arc-ing the waste land

I am loving TextArc, though I am somewhat amazed that I have never heard of or seen it, especially since it has been around since the mid-late 1990s. The creator, Paley, tapped into Project Gutenberg to be able to TextArc thousands of works. The TextArc of The Waste Land brings a whole new dimension to the spatiality of the poem:

TextArc of The Waste Land by T.S. Eliot

In the few (wonderful) chances I have had to discuss The Waste Land with students, I have brought them into it by conceiving of the poem as a series of spaces–lands that the protagonist was traversing in search of multiple meanings. The TextArc shows that landscape in a new way–as Paley puts it (.pdf; this link describes the process of designing a TextArc): they can “serve as a visual seed, evoking new insights into a text’s meaning.”

Consider the lower right, just below the midpoint of The Waste Land arc, which maps to the final lines of “A Game of Chess”:

TextArc segment of The Waste Land by T.S. Eliot

HURRY UP PLEASE IT’S TIME
Well, that Sunday Albert was home, they had a hot gammon,
And they asked me in to dinner, to get the beauty of it hot–
HURRY UP PLEASE IT’S TIME
HURRY UP PLEASE IT’S TIME
Goonight Bill. Goonight Lou. Goonight May. Goonight.
Ta ta. Goonight. Goonight.
Good night, ladies, good night, sweet ladies, good night, good night.

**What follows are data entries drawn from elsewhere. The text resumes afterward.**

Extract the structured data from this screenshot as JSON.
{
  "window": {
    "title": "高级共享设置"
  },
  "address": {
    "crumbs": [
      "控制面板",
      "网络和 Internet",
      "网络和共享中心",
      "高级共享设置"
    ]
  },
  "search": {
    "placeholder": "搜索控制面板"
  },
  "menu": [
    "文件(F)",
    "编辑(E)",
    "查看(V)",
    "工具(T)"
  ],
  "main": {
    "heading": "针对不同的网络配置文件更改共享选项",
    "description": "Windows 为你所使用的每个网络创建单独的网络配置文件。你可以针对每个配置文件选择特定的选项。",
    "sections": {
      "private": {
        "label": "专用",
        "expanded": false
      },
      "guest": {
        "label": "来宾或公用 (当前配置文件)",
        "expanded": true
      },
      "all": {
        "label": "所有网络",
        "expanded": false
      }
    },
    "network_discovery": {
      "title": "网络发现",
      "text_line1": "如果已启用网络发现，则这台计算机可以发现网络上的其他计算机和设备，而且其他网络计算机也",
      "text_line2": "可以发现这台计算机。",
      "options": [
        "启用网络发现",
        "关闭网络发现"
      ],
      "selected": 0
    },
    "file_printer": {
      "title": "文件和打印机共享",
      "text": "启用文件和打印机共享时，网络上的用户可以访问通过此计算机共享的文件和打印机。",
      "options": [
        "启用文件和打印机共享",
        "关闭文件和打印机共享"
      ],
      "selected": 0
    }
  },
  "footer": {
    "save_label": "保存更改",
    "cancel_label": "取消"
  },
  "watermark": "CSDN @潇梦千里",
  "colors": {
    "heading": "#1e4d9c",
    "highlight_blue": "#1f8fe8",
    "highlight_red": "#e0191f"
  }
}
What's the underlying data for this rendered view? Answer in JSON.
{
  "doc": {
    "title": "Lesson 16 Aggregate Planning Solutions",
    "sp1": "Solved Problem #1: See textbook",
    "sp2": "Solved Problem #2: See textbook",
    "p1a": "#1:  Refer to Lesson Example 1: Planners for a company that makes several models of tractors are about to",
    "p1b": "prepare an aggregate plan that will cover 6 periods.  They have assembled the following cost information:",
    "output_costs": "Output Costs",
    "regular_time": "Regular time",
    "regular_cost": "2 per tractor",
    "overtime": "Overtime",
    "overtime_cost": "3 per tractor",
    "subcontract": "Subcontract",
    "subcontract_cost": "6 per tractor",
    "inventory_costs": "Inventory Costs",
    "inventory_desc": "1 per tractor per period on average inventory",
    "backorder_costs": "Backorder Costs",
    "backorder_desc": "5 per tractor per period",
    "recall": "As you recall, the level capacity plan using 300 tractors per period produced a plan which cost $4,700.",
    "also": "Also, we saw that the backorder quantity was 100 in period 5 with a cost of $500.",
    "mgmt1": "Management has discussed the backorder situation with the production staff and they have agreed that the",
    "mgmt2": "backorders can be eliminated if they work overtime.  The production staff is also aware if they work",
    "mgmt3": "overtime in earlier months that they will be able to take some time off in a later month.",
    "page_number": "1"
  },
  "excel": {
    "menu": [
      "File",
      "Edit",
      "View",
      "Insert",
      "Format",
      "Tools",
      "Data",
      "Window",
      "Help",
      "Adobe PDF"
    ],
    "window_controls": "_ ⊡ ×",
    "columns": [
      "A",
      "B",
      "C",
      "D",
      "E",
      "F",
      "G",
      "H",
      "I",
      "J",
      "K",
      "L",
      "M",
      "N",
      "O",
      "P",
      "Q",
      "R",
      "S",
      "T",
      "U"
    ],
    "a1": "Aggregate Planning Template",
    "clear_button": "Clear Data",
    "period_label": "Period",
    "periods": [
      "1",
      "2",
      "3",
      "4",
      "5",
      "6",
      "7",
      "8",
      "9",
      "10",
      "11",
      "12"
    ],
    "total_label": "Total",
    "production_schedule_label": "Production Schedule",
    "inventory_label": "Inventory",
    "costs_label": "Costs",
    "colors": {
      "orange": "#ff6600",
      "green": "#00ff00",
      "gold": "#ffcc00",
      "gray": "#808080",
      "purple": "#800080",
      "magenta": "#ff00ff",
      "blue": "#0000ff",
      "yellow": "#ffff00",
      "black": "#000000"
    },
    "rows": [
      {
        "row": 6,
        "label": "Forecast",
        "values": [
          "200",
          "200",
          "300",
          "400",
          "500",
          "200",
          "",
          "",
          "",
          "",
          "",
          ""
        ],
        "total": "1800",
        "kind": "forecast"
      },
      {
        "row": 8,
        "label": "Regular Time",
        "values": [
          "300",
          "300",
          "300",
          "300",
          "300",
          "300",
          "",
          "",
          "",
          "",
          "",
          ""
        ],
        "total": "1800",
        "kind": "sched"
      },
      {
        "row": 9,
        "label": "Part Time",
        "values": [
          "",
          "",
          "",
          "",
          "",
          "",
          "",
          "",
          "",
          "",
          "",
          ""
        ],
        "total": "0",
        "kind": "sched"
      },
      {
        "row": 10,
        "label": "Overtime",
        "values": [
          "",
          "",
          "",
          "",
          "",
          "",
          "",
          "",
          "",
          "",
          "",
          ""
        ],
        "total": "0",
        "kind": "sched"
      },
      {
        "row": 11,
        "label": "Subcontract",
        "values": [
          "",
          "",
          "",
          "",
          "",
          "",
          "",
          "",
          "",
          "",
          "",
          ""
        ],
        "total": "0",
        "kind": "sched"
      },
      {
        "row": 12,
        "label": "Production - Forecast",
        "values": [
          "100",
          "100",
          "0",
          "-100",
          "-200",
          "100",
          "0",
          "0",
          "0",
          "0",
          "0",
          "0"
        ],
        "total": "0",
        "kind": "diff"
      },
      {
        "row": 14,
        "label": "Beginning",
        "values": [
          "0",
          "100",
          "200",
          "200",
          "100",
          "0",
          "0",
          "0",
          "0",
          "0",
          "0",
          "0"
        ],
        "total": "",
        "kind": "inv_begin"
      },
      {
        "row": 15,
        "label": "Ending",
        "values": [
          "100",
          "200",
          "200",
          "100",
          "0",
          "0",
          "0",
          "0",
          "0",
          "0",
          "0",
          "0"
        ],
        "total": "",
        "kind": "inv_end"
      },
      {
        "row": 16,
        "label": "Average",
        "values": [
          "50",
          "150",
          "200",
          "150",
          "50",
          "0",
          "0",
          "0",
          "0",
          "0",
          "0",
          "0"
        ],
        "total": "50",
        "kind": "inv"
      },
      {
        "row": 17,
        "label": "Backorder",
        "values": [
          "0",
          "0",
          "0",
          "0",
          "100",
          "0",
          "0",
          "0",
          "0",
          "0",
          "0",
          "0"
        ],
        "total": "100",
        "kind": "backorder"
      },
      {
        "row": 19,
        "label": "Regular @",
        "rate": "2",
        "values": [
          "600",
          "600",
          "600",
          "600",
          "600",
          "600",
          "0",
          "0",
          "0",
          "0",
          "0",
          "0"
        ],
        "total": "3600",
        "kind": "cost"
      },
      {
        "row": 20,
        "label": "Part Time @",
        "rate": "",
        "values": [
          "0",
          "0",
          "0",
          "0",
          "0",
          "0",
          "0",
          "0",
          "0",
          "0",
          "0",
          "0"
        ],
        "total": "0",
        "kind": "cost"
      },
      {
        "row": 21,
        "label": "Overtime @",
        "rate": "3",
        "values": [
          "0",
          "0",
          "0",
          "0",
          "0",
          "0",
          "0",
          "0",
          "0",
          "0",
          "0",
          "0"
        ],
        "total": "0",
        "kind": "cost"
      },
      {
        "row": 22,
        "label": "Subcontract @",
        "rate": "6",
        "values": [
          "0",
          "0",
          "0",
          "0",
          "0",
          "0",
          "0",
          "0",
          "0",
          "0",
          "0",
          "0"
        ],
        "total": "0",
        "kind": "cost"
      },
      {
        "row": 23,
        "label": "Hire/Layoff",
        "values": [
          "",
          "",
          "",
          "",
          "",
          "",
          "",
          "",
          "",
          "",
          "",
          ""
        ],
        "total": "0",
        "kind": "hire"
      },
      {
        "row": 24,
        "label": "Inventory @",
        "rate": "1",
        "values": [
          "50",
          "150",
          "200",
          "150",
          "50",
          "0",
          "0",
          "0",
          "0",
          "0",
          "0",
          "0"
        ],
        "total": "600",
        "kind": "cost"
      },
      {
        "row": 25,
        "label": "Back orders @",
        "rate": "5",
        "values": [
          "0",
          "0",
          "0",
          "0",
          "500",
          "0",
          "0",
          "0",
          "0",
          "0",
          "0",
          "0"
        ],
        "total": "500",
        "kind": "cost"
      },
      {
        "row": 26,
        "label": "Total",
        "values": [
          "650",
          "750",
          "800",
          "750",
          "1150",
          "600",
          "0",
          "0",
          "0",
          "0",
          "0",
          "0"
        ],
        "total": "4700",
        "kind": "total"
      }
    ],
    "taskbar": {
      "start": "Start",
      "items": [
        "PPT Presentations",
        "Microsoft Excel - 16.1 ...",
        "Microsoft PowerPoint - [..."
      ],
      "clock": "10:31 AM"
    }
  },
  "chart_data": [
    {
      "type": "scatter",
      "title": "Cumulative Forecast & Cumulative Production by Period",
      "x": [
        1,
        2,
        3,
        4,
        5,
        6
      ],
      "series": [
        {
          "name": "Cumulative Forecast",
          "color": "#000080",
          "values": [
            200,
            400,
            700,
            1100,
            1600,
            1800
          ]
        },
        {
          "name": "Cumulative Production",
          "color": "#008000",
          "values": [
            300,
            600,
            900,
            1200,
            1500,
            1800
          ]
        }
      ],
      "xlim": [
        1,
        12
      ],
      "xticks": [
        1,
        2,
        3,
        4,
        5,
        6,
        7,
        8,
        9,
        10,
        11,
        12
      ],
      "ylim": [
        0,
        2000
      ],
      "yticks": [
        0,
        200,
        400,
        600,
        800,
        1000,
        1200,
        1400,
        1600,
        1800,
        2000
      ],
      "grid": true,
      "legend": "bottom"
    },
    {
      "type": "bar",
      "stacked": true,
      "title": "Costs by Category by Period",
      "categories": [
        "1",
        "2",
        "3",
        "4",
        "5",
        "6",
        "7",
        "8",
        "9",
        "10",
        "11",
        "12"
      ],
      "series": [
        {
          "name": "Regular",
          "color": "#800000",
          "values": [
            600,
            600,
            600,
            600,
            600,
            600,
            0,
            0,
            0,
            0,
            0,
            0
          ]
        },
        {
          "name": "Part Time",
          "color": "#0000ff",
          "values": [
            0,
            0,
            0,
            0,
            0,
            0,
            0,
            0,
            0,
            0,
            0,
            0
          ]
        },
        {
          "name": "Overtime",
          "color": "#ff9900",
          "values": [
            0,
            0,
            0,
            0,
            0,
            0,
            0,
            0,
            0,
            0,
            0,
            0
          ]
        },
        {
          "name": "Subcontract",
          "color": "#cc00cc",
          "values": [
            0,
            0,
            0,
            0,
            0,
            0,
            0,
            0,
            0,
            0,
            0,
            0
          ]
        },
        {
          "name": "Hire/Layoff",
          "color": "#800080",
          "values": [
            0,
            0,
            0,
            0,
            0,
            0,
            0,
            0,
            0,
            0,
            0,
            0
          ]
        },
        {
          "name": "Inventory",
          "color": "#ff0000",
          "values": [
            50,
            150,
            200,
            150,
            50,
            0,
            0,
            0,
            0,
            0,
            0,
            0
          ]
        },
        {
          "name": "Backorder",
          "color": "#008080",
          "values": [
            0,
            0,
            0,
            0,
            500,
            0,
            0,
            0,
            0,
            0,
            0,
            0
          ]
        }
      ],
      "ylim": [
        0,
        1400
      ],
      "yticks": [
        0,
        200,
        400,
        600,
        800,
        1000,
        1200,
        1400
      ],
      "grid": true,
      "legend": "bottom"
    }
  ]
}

Paley suggests that viewers consider the placement of scattered words in the center in this way: “think of the word as being attached to every place it is used in the text by tiny rubber bands. Those forces pull each word closer to where it appears most often in a text.” This is why we are getting words like “HURRY” and “Goodnight” so far to the right, and helps to visually show, as Paley points out about such phenomena, that the “text is episodic in nature.”

It is interesting to note that Paley included Eliot’s and Editor’s notes to the TextArc of the poem. This has the effect of shifting to the center such words as “Editor” and “Bill,” effectively altering the episodic nature of the poem (unless, of course, one considers the Notes to be part of the text of The Waste Land):

TextArc segment of The Waste Land by T.S. Eliot

This entry was posted in academia, IT, maps, reading, spaces. Bookmark the permalink.

Leave a Reply

Your email address will not be published. Required fields are marked *

Please type the characters of this captcha image in the input box

Please type the characters of this captcha image in the input box